Page and application data records:
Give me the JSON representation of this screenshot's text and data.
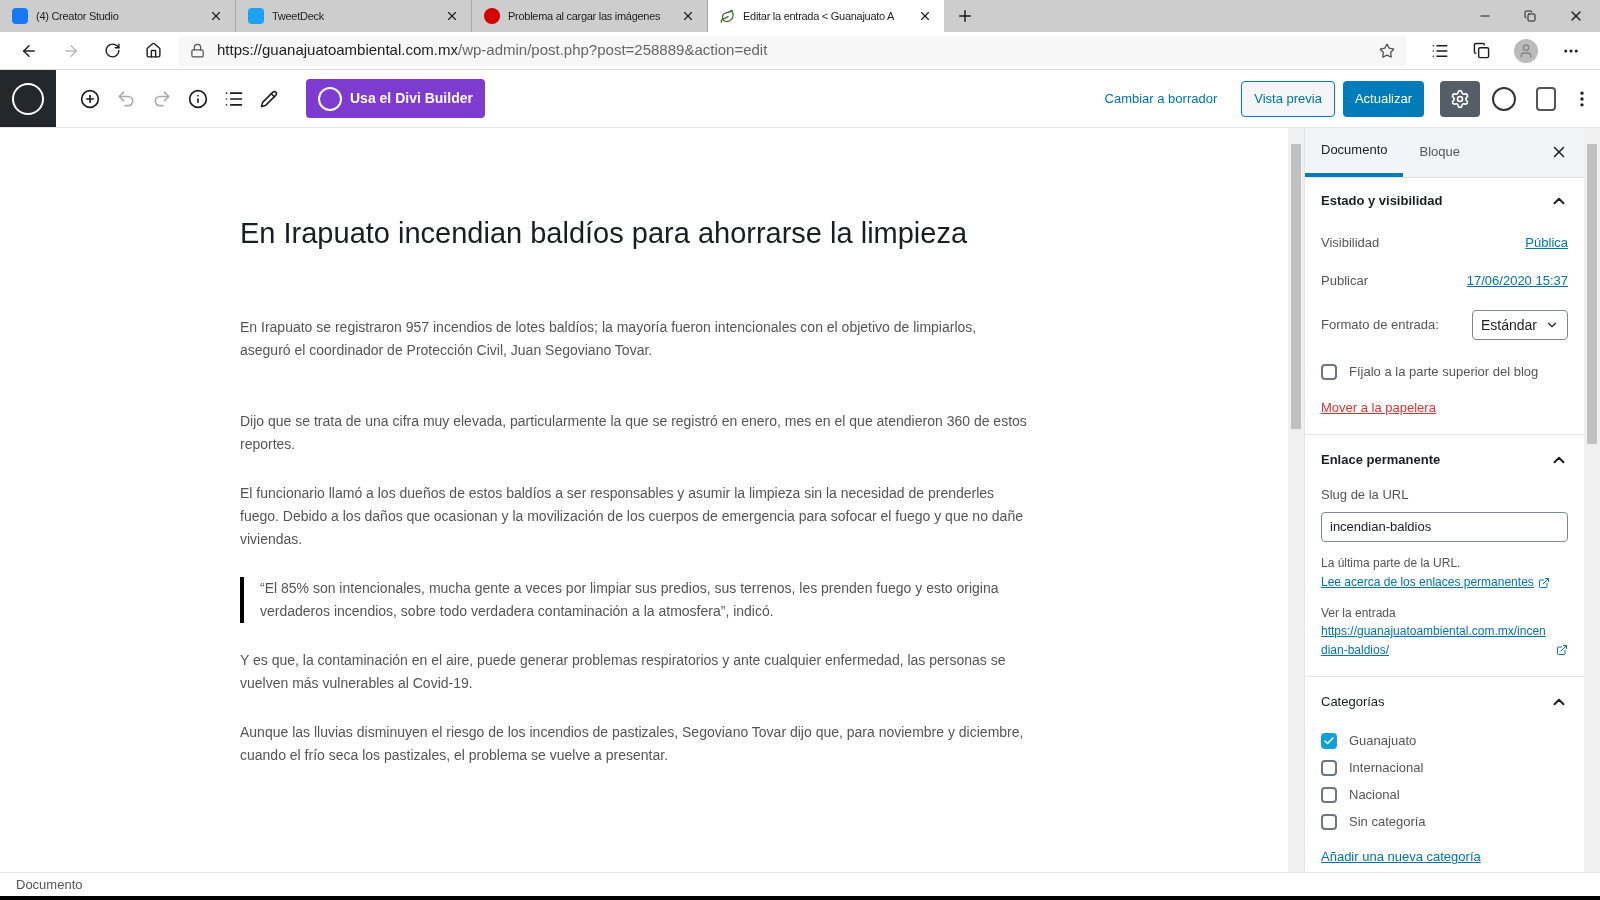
{
  "browser": {
    "tabs": [
      {
        "title": "(4) Creator Studio",
        "selected": false
      },
      {
        "title": "TweetDeck",
        "selected": false
      },
      {
        "title": "Problema al cargar las imágenes",
        "selected": false
      },
      {
        "title": "Editar la entrada < Guanajuato A",
        "selected": true
      }
    ],
    "url_host": "https://guanajuatoambiental.com.mx",
    "url_path": "/wp-admin/post.php?post=258889&action=edit"
  },
  "toolbar": {
    "divi_button": "Usa el Divi Builder",
    "switch_draft": "Cambiar a borrador",
    "preview": "Vista previa",
    "update": "Actualizar",
    "settings_active": true
  },
  "post": {
    "title": "En Irapuato incendian baldíos para ahorrarse la limpieza",
    "blocks": [
      {
        "kind": "paragraph",
        "text": "En Irapuato se registraron 957 incendios de lotes baldíos; la mayoría fueron intencionales con el objetivo de limpiarlos, aseguró el coordinador de Protección Civil, Juan Segoviano Tovar."
      },
      {
        "kind": "spacer"
      },
      {
        "kind": "paragraph",
        "text": "Dijo que se trata de una cifra muy elevada, particularmente la que se registró en enero, mes en el que atendieron 360 de estos reportes."
      },
      {
        "kind": "paragraph",
        "text": "El funcionario llamó a los dueños de estos baldíos a ser responsables y asumir la limpieza sin la necesidad de prenderles fuego. Debido a los daños que ocasionan y la movilización de los cuerpos de emergencia para sofocar el fuego y que no dañe viviendas."
      },
      {
        "kind": "quote",
        "text": "“El 85% son intencionales, mucha gente a veces por limpiar sus predios, sus terrenos, les prenden fuego y esto origina verdaderos incendios, sobre todo verdadera contaminación a la atmosfera”, indicó."
      },
      {
        "kind": "paragraph",
        "text": "Y es que, la contaminación en el aire, puede generar problemas respiratorios y ante cualquier enfermedad, las personas se vuelven más vulnerables al Covid-19."
      },
      {
        "kind": "paragraph",
        "text": "Aunque las lluvias disminuyen el riesgo de los incendios de pastizales, Segoviano Tovar dijo que, para noviembre y diciembre, cuando el frío seca los pastizales, el problema se vuelve a presentar."
      }
    ]
  },
  "sidebar": {
    "tabs": [
      {
        "label": "Documento",
        "selected": true
      },
      {
        "label": "Bloque",
        "selected": false
      }
    ],
    "status": {
      "title": "Estado y visibilidad",
      "expanded": true,
      "visibility_label": "Visibilidad",
      "visibility_value": "Pública",
      "publish_label": "Publicar",
      "publish_value": "17/06/2020 15:37",
      "format_label": "Formato de entrada:",
      "format_value": "Estándar",
      "sticky_label": "Fíjalo a la parte superior del blog",
      "sticky": false,
      "trash": "Mover a la papelera"
    },
    "permalink": {
      "title": "Enlace permanente",
      "expanded": true,
      "slug_label": "Slug de la URL",
      "slug": "incendian-baldios",
      "help": "La última parte de la URL.",
      "help_link": "Lee acerca de los enlaces permanentes",
      "view_label": "Ver la entrada",
      "view_link": "https://guanajuatoambiental.com.mx/incendian-baldios/"
    },
    "categories": {
      "title": "Categorías",
      "expanded": true,
      "items": [
        {
          "label": "Guanajuato",
          "checked": true
        },
        {
          "label": "Internacional",
          "checked": false
        },
        {
          "label": "Nacional",
          "checked": false
        },
        {
          "label": "Sin categoría",
          "checked": false
        }
      ],
      "add": "Añadir una nueva categoría"
    }
  },
  "footer": {
    "breadcrumb": "Documento"
  }
}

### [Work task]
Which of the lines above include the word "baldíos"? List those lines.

### [Final answer]
    "title": "En Irapuato incendian baldíos para ahorrarse la limpieza",
        "text": "En Irapuato se registraron 957 incendios de lotes baldíos; la mayoría fueron intencionales con el objetivo de limpiarlos, aseguró el coordinador de Protección Civil, Juan Segoviano Tovar."
        "text": "El funcionario llamó a los dueños de estos baldíos a ser responsables y asumir la limpieza sin la necesidad de prenderles fuego. Debido a los daños que ocasionan y la movilización de los cuerpos de emergencia para sofocar el fuego y que no dañe viviendas."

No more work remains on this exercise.